Extension Service veterinarians are urging cattle producers to include prevention in their branding and turnout calf vaccination programs.
Drought conditions prevail, so short supplies of grass and water are of major concern to producers. Sick calves only make the situation worse.
Producers often refer to these calves as having dust pneumonia.
“Dust pneumonia really doesn’t exist,” says North Dakota State University Extension Service veterinarian Charlie Stoltenow. “Dust does not cause pneumonia, but it does add to the total stress suffered by an animal during drought conditions. If a calf died due to ‘dust pneumonia,’ it actually died from bovine respiratory disease, or BRD complex.”
Each year BRD complex costs U.S. producers about $500 million. Most cases of BRD occur during the fall months, when calves come off range and pasture, and are weaned and put into feedlots. However, during years of intense stress early in a calf’s life, pneumonia can occur when it is on pasture.
“Producers need to start thinking now about vaccinating calves for respiratory pathogens before they are turned out onto pasture because having to treat calves out on pasture is not an ideal situation.”
While postweaning BRD has been well-defined through the years, its occurrence in calves on summer pasture is not as well-understood. Possible factors that may play a role are infections with viruses such as infectious bovine rhinotracheitis (IBR), bovine respiratory syncytial virus (BRSV) and bovine virus diarrhea (BVD); stressful events, such as long-distance movements or weather events; mineral deficiencies; and dusty conditions, all of which affect the calf’s ability to fight off BRD.
Stoltenow and Daly recommend producers work with their veterinarian to plan a calf health program for this year’s pasture season. This may include vaccines that protect against viruses such as IBR, BRSV and BVD or, in some cases, against bacterial pathogens such as Mannheimia or Pasteurella.
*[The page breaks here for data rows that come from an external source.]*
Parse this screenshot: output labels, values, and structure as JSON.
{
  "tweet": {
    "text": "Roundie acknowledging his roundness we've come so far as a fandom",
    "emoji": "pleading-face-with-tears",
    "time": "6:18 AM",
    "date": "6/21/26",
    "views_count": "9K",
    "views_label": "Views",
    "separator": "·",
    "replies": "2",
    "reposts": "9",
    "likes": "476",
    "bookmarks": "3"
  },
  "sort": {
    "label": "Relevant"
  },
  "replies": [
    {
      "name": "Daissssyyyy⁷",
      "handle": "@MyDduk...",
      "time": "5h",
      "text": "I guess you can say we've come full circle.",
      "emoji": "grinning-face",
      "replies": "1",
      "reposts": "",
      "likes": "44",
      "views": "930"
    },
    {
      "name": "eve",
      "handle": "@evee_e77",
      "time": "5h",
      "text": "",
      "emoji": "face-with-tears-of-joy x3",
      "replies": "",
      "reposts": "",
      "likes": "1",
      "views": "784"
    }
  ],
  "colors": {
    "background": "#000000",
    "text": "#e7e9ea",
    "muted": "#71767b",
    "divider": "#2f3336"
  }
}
“If we are treating BRD out on pasture, we are too late in the game for economical intervention,” says Stoltenow. “Every time we have to treat an animal for a respiratory condition, we are lowering the performance and value of that animal. Prevention is the key to profitability.”